July 5, 2024
Above: A screen capture from a slow-motion movie covers mere nanoseconds — when water is tuned to a critical point called the liquid-liquid transition.

Making ice requires more than subzero temperatures. The unpredictable process takes microscopic scaffolding, random jiggling and often a little bit of bacteria.

We learn in grade school that water freezes at zero degrees Celsius, but that’s seldom true. In clouds, scientists have found supercooled water droplets as chilly as minus 40 C, and in a lab in 2014, they cooled water to a staggering minus 46 C before it froze. You can supercool water at home: Throw a bottle of distilled water in your freezer, and it’s unlikely to crystallize until you shake it.

Freezing usually doesn’t happen right at zero degrees for much the same reason that backyard wood piles don’t spontaneously combust. To get started, fire needs a spark. And ice needs a nucleus — a seed of ice around which more and more water molecules arrange themselves into a crystal structure.

Valeria Molinero, a physical chemist at the University of Utah, builds computer simulations of water to study ice nucleation.

The formation of these seeds is called ice nucleation. Nucleation is so slow for pure water at zero degrees that it might as well not happen at all. But in nature, impurities provide surfaces for nucleation, and these impurities can drastically change how quickly and at what temperature ice forms.

For a process that’s anything but exotic, ice nucleation remains surprisingly mysterious. Chemists can’t reliably predict the effect of a given impurity or surface, let alone design one to hinder or promote ice formation. But they’re chipping away at the problem. They’re building computer models that can accurately simulate water’s behavior, and they’re looking to nature for clues — proteins made by bacteria and fungi are the best ice makers scientists know of.

Understanding how ice forms is more than an academic exercise. Motes of material create ice seeds in clouds, which lead to most of the precipitation that falls to Earth as snow and rain. Several dry Western states use ice-nucleating materials to promote precipitation, and U.S. government agencies including the National Oceanic and Atmospheric Administration and the Air Force have experimented with ice nucleation for drought relief or as a war tactic. (Perhaps snowstorms could waylay the enemy.) And in some countries, hail-fighting planes dust clouds with silver iodide, a substance that helps small droplets to freeze, hindering the growth of large hailstones.
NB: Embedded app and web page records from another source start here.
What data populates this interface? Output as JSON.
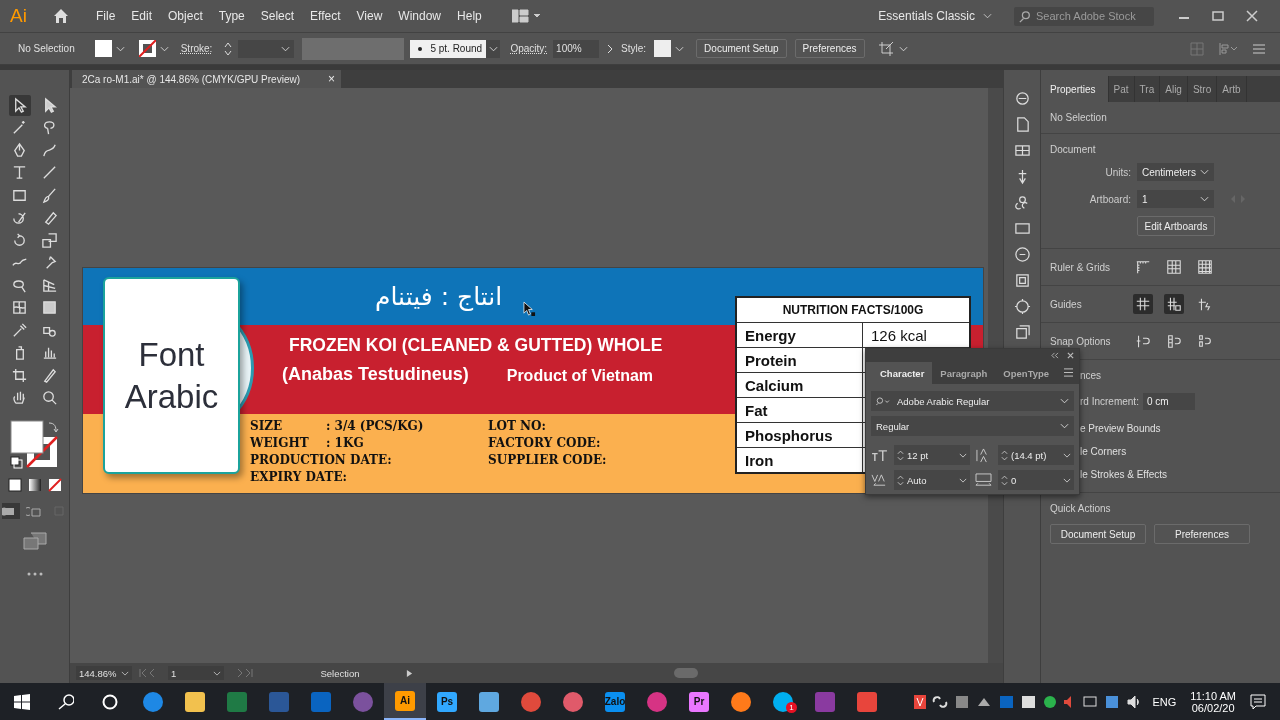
{
  "app": {
    "logo": "Ai"
  },
  "menu": [
    "File",
    "Edit",
    "Object",
    "Type",
    "Select",
    "Effect",
    "View",
    "Window",
    "Help"
  ],
  "workspace": "Essentials Classic",
  "stock_search": {
    "placeholder": "Search Adobe Stock"
  },
  "control_bar": {
    "selection": "No Selection",
    "stroke_label": "Stroke:",
    "brush": "5 pt. Round",
    "opacity_label": "Opacity:",
    "opacity": "100%",
    "style_label": "Style:",
    "buttons": [
      "Document Setup",
      "Preferences"
    ]
  },
  "document_tab": {
    "title": "2Ca ro-M1.ai* @ 144.86% (CMYK/GPU Preview)",
    "close": "×"
  },
  "tools": [
    {
      "kind": "selection",
      "selected": true
    },
    {
      "kind": "direct-selection",
      "selected": false
    },
    {
      "kind": "magic-wand",
      "selected": false
    },
    {
      "kind": "lasso",
      "selected": false
    },
    {
      "kind": "pen",
      "selected": false
    },
    {
      "kind": "curvature",
      "selected": false
    },
    {
      "kind": "type",
      "selected": false
    },
    {
      "kind": "line",
      "selected": false
    },
    {
      "kind": "rectangle",
      "selected": false
    },
    {
      "kind": "paintbrush",
      "selected": false
    },
    {
      "kind": "shaper",
      "selected": false
    },
    {
      "kind": "eraser",
      "selected": false
    },
    {
      "kind": "rotate",
      "selected": false
    },
    {
      "kind": "scale",
      "selected": false
    },
    {
      "kind": "warp",
      "selected": false
    },
    {
      "kind": "puppet-warp",
      "selected": false
    },
    {
      "kind": "free-transform",
      "selected": false
    },
    {
      "kind": "perspective-grid",
      "selected": false
    },
    {
      "kind": "mesh",
      "selected": false
    },
    {
      "kind": "gradient",
      "selected": false
    },
    {
      "kind": "eyedropper",
      "selected": false
    },
    {
      "kind": "blend",
      "selected": false
    },
    {
      "kind": "symbol-sprayer",
      "selected": false
    },
    {
      "kind": "column-graph",
      "selected": false
    },
    {
      "kind": "artboard",
      "selected": false
    },
    {
      "kind": "slice",
      "selected": false
    },
    {
      "kind": "hand",
      "selected": false
    },
    {
      "kind": "zoom",
      "selected": false
    }
  ],
  "artboard": {
    "card_text": [
      "Font",
      "Arabic"
    ],
    "arabic_title": "انتاج : فيتنام",
    "product_title": "FROZEN KOI (CLEANED & GUTTED) WHOLE",
    "species": "(Anabas Testudineus)",
    "origin": "Product of Vietnam",
    "fields_left": [
      {
        "label": "SIZE",
        "value": ": 3/4 (PCS/KG)"
      },
      {
        "label": "WEIGHT",
        "value": ": 1KG"
      },
      {
        "label": "PRODUCTION DATE:"
      },
      {
        "label": "EXPIRY DATE:"
      }
    ],
    "fields_right": [
      {
        "label": "LOT NO:"
      },
      {
        "label": "FACTORY CODE:"
      },
      {
        "label": "SUPPLIER CODE:"
      }
    ],
    "nutrition": {
      "title": "NUTRITION FACTS/100G",
      "rows": [
        {
          "name": "Energy",
          "value": "126 kcal"
        },
        {
          "name": "Protein"
        },
        {
          "name": "Calcium"
        },
        {
          "name": "Fat"
        },
        {
          "name": "Phosphorus"
        },
        {
          "name": "Iron"
        }
      ]
    }
  },
  "status_bar": {
    "zoom": "144.86%",
    "artboard": "1",
    "tool": "Selection"
  },
  "properties": {
    "tabs": [
      {
        "label": "Properties",
        "selected": true
      },
      {
        "label": "Pat",
        "selected": false
      },
      {
        "label": "Tra",
        "selected": false
      },
      {
        "label": "Alig",
        "selected": false
      },
      {
        "label": "Stro",
        "selected": false
      },
      {
        "label": "Artb",
        "selected": false
      }
    ],
    "selection": "No Selection",
    "document": {
      "heading": "Document",
      "units_label": "Units:",
      "units": "Centimeters",
      "artboard_label": "Artboard:",
      "artboard": "1",
      "button": "Edit Artboards"
    },
    "icon_rows": [
      {
        "label": "Ruler & Grids",
        "icons": [
          {
            "kind": "rulers",
            "selected": false
          },
          {
            "kind": "grid",
            "selected": false
          },
          {
            "kind": "transparency-grid",
            "selected": false
          }
        ]
      },
      {
        "label": "Guides",
        "icons": [
          {
            "kind": "guides",
            "selected": true
          },
          {
            "kind": "lock-guides",
            "selected": true
          },
          {
            "kind": "smart-guides",
            "selected": false
          }
        ]
      },
      {
        "label": "Snap Options",
        "icons": [
          {
            "kind": "snap-point",
            "selected": false
          },
          {
            "kind": "snap-pixel",
            "selected": false
          },
          {
            "kind": "snap-glyph",
            "selected": false
          }
        ]
      }
    ],
    "preferences": {
      "heading": "nces",
      "increment_label": "rd Increment:",
      "increment": "0 cm",
      "options": [
        "e Preview Bounds",
        "le Corners",
        "le Strokes & Effects"
      ]
    },
    "quick_actions": {
      "heading": "Quick Actions",
      "buttons": [
        "Document Setup",
        "Preferences"
      ]
    }
  },
  "character_panel": {
    "tabs": [
      {
        "label": "Character",
        "selected": true
      },
      {
        "label": "Paragraph",
        "selected": false
      },
      {
        "label": "OpenType",
        "selected": false
      }
    ],
    "font": "Adobe Arabic Regular",
    "style": "Regular",
    "size": "12 pt",
    "leading": "(14.4 pt)",
    "kerning": "Auto",
    "tracking": "0"
  },
  "taskbar": {
    "apps": [
      {
        "kind": "edge",
        "color": "#1e88e5",
        "selected": false
      },
      {
        "kind": "explorer",
        "color": "#f2c14e",
        "selected": false
      },
      {
        "kind": "excel",
        "color": "#1f7a45",
        "selected": false
      },
      {
        "kind": "word",
        "color": "#2b5797",
        "selected": false
      },
      {
        "kind": "outlook",
        "color": "#0a64c0",
        "selected": false
      },
      {
        "kind": "viber",
        "color": "#7b519d",
        "selected": false
      },
      {
        "kind": "illustrator",
        "color": "#ff9a00",
        "label": "Ai",
        "selected": true
      },
      {
        "kind": "photoshop",
        "color": "#31a8ff",
        "label": "Ps",
        "selected": false
      },
      {
        "kind": "app",
        "color": "#5fa8e0",
        "selected": false
      },
      {
        "kind": "chrome",
        "color": "#e04a3c",
        "selected": false
      },
      {
        "kind": "snip",
        "color": "#e05a6a",
        "selected": false
      },
      {
        "kind": "zalo",
        "color": "#0a8ff0",
        "label": "Zalo",
        "selected": false
      },
      {
        "kind": "music",
        "color": "#d63384",
        "selected": false
      },
      {
        "kind": "premiere",
        "color": "#ea77ff",
        "label": "Pr",
        "selected": false
      },
      {
        "kind": "firefox",
        "color": "#ff7a1a",
        "selected": false
      },
      {
        "kind": "skype",
        "color": "#00aff0",
        "badge": "1",
        "selected": false
      },
      {
        "kind": "archive",
        "color": "#8a3aa0",
        "selected": false
      },
      {
        "kind": "red-app",
        "color": "#e8453c",
        "selected": false
      }
    ],
    "language": "ENG",
    "time": "11:10 AM",
    "date": "06/02/20"
  }
}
But there’s still much to learn. “Everyone agrees that ice forms,” said Valeria Molinero, a physical chemist at the University of Utah who builds computer simulations of water. “After that, there are questions.”

You can read the full story in Quanta magazine. Read the published research @PNAS.